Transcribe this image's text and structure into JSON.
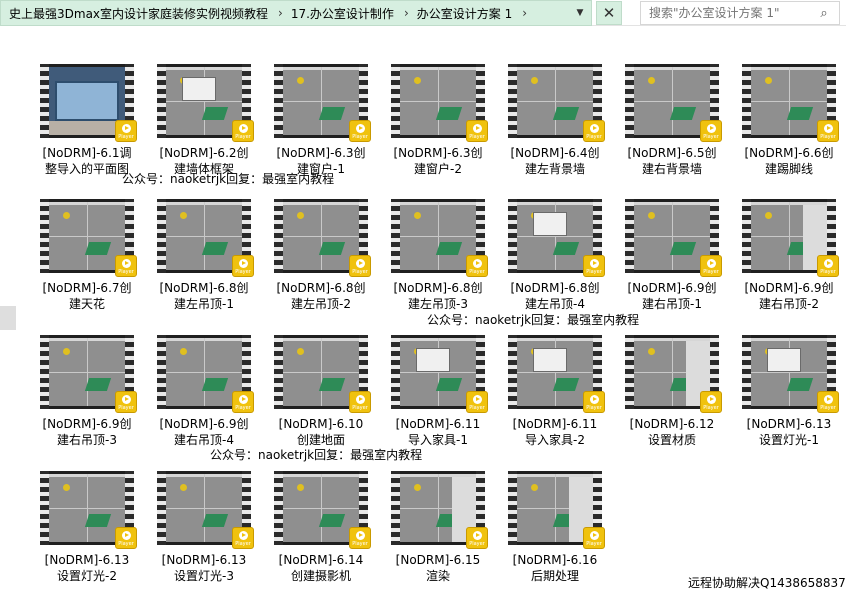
{
  "address_bar": {
    "path": [
      "史上最强3Dmax室内设计家庭装修实例视频教程",
      "17.办公室设计制作",
      "办公室设计方案 1"
    ]
  },
  "search": {
    "placeholder": "搜索\"办公室设计方案 1\""
  },
  "icons": {
    "close": "close-icon",
    "search": "search-icon",
    "dropdown": "chevron-down-icon",
    "player": "play-icon"
  },
  "badge_text": "Player",
  "items": [
    {
      "line1": "[NoDRM]-6.1调",
      "line2": "整导入的平面图",
      "thumb": "render"
    },
    {
      "line1": "[NoDRM]-6.2创",
      "line2": "建墙体框架",
      "thumb": "dialog"
    },
    {
      "line1": "[NoDRM]-6.3创",
      "line2": "建窗户-1",
      "thumb": "shape"
    },
    {
      "line1": "[NoDRM]-6.3创",
      "line2": "建窗户-2",
      "thumb": "shape"
    },
    {
      "line1": "[NoDRM]-6.4创",
      "line2": "建左背景墙",
      "thumb": "shape"
    },
    {
      "line1": "[NoDRM]-6.5创",
      "line2": "建右背景墙",
      "thumb": "shape"
    },
    {
      "line1": "[NoDRM]-6.6创",
      "line2": "建踢脚线",
      "thumb": "shape"
    },
    {
      "line1": "[NoDRM]-6.7创",
      "line2": "建天花",
      "thumb": "shape"
    },
    {
      "line1": "[NoDRM]-6.8创",
      "line2": "建左吊顶-1",
      "thumb": "shape"
    },
    {
      "line1": "[NoDRM]-6.8创",
      "line2": "建左吊顶-2",
      "thumb": "shape"
    },
    {
      "line1": "[NoDRM]-6.8创",
      "line2": "建左吊顶-3",
      "thumb": "shape"
    },
    {
      "line1": "[NoDRM]-6.8创",
      "line2": "建左吊顶-4",
      "thumb": "dialog"
    },
    {
      "line1": "[NoDRM]-6.9创",
      "line2": "建右吊顶-1",
      "thumb": "shape"
    },
    {
      "line1": "[NoDRM]-6.9创",
      "line2": "建右吊顶-2",
      "thumb": "panel"
    },
    {
      "line1": "[NoDRM]-6.9创",
      "line2": "建右吊顶-3",
      "thumb": "shape"
    },
    {
      "line1": "[NoDRM]-6.9创",
      "line2": "建右吊顶-4",
      "thumb": "shape"
    },
    {
      "line1": "[NoDRM]-6.10",
      "line2": "创建地面",
      "thumb": "shape"
    },
    {
      "line1": "[NoDRM]-6.11",
      "line2": "导入家具-1",
      "thumb": "dialog"
    },
    {
      "line1": "[NoDRM]-6.11",
      "line2": "导入家具-2",
      "thumb": "dialog"
    },
    {
      "line1": "[NoDRM]-6.12",
      "line2": "设置材质",
      "thumb": "panel"
    },
    {
      "line1": "[NoDRM]-6.13",
      "line2": "设置灯光-1",
      "thumb": "dialog"
    },
    {
      "line1": "[NoDRM]-6.13",
      "line2": "设置灯光-2",
      "thumb": "shape"
    },
    {
      "line1": "[NoDRM]-6.13",
      "line2": "设置灯光-3",
      "thumb": "shape"
    },
    {
      "line1": "[NoDRM]-6.14",
      "line2": "创建摄影机",
      "thumb": "shape"
    },
    {
      "line1": "[NoDRM]-6.15",
      "line2": "渲染",
      "thumb": "panel"
    },
    {
      "line1": "[NoDRM]-6.16",
      "line2": "后期处理",
      "thumb": "panel"
    }
  ],
  "watermark_text": "公众号：naoketrjk回复：最强室内教程",
  "footer_text": "远程协助解决Q1438658837"
}
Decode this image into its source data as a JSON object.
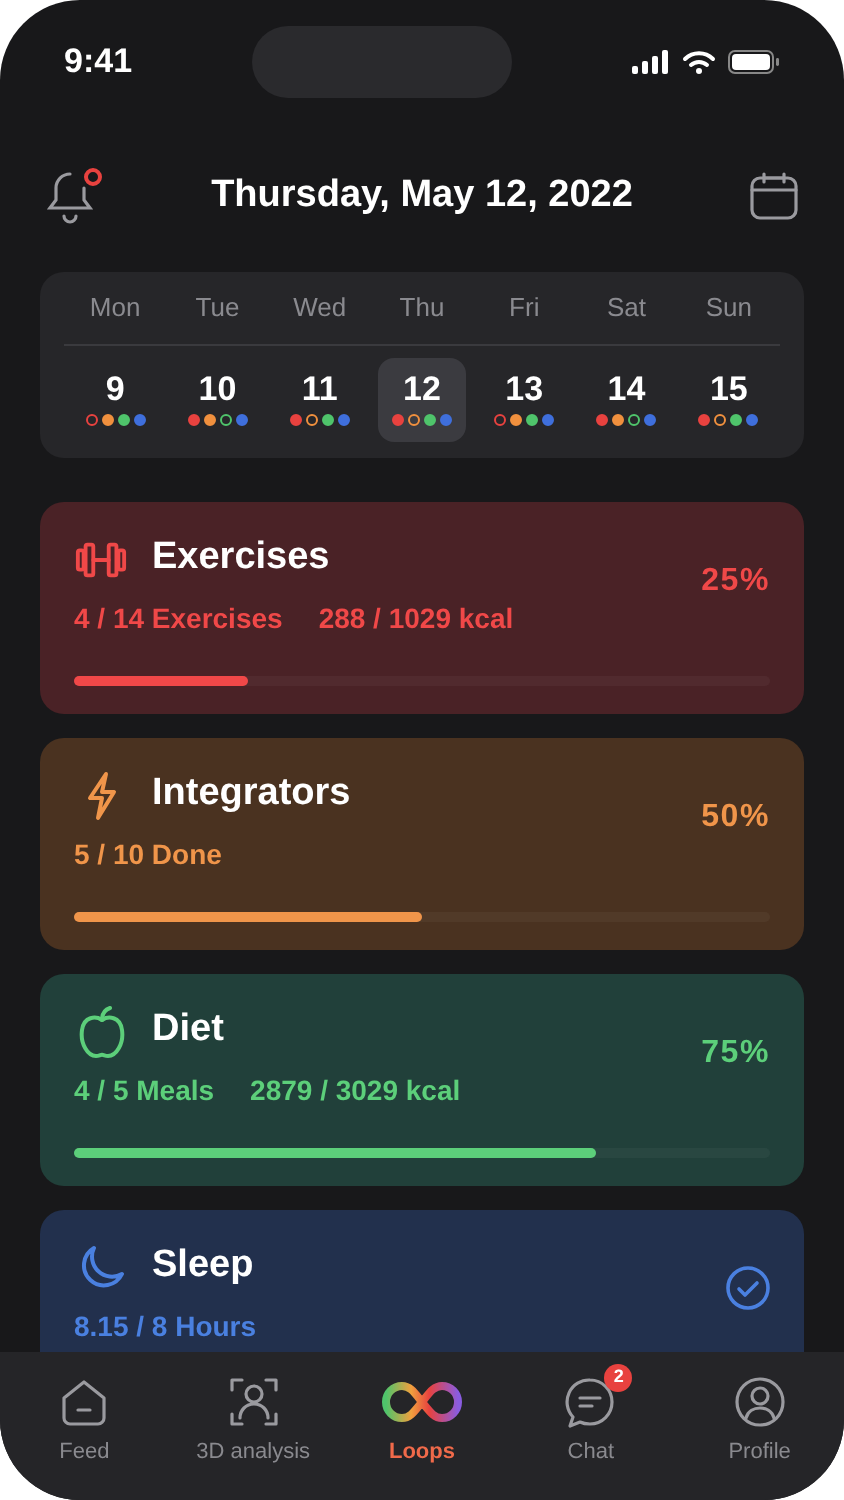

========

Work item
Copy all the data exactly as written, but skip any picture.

Output for this exercise
Transcribe this image's text and structure into JSON.
{
  "address_bar": {
    "path": [
      "史上最强3Dmax室内设计家庭装修实例视频教程",
      "17.办公室设计制作",
      "办公室设计方案 1"
    ]
  },
  "search": {
    "placeholder": "搜索\"办公室设计方案 1\""
  },
  "icons": {
    "close": "close-icon",
    "search": "search-icon",
    "dropdown": "chevron-down-icon",
    "player": "play-icon"
  },
  "badge_text": "Player",
  "items": [
    {
      "line1": "[NoDRM]-6.1调",
      "line2": "整导入的平面图",
      "thumb": "render"
    },
    {
      "line1": "[NoDRM]-6.2创",
      "line2": "建墙体框架",
      "thumb": "dialog"
    },
    {
      "line1": "[NoDRM]-6.3创",
      "line2": "建窗户-1",
      "thumb": "shape"
    },
    {
      "line1": "[NoDRM]-6.3创",
      "line2": "建窗户-2",
      "thumb": "shape"
    },
    {
      "line1": "[NoDRM]-6.4创",
      "line2": "建左背景墙",
      "thumb": "shape"
    },
    {
      "line1": "[NoDRM]-6.5创",
      "line2": "建右背景墙",
      "thumb": "shape"
    },
    {
      "line1": "[NoDRM]-6.6创",
      "line2": "建踢脚线",
      "thumb": "shape"
    },
    {
      "line1": "[NoDRM]-6.7创",
      "line2": "建天花",
      "thumb": "shape"
    },
    {
      "line1": "[NoDRM]-6.8创",
      "line2": "建左吊顶-1",
      "thumb": "shape"
    },
    {
      "line1": "[NoDRM]-6.8创",
      "line2": "建左吊顶-2",
      "thumb": "shape"
    },
    {
      "line1": "[NoDRM]-6.8创",
      "line2": "建左吊顶-3",
      "thumb": "shape"
    },
    {
      "line1": "[NoDRM]-6.8创",
      "line2": "建左吊顶-4",
      "thumb": "dialog"
    },
    {
      "line1": "[NoDRM]-6.9创",
      "line2": "建右吊顶-1",
      "thumb": "shape"
    },
    {
      "line1": "[NoDRM]-6.9创",
      "line2": "建右吊顶-2",
      "thumb": "panel"
    },
    {
      "line1": "[NoDRM]-6.9创",
      "line2": "建右吊顶-3",
      "thumb": "shape"
    },
    {
      "line1": "[NoDRM]-6.9创",
      "line2": "建右吊顶-4",
      "thumb": "shape"
    },
    {
      "line1": "[NoDRM]-6.10",
      "line2": "创建地面",
      "thumb": "shape"
    },
    {
      "line1": "[NoDRM]-6.11",
      "line2": "导入家具-1",
      "thumb": "dialog"
    },
    {
      "line1": "[NoDRM]-6.11",
      "line2": "导入家具-2",
      "thumb": "dialog"
    },
    {
      "line1": "[NoDRM]-6.12",
      "line2": "设置材质",
      "thumb": "panel"
    },
    {
      "line1": "[NoDRM]-6.13",
      "line2": "设置灯光-1",
      "thumb": "dialog"
    },
    {
      "line1": "[NoDRM]-6.13",
      "line2": "设置灯光-2",
      "thumb": "shape"
    },
    {
      "line1": "[NoDRM]-6.13",
      "line2": "设置灯光-3",
      "thumb": "shape"
    },
    {
      "line1": "[NoDRM]-6.14",
      "line2": "创建摄影机",
      "thumb": "shape"
    },
    {
      "line1": "[NoDRM]-6.15",
      "line2": "渲染",
      "thumb": "panel"
    },
    {
      "line1": "[NoDRM]-6.16",
      "line2": "后期处理",
      "thumb": "panel"
    }
  ],
  "watermark_text": "公众号：naoketrjk回复：最强室内教程",
  "footer_text": "远程协助解决Q1438658837"
}
Decode this image into its source data as a JSON object.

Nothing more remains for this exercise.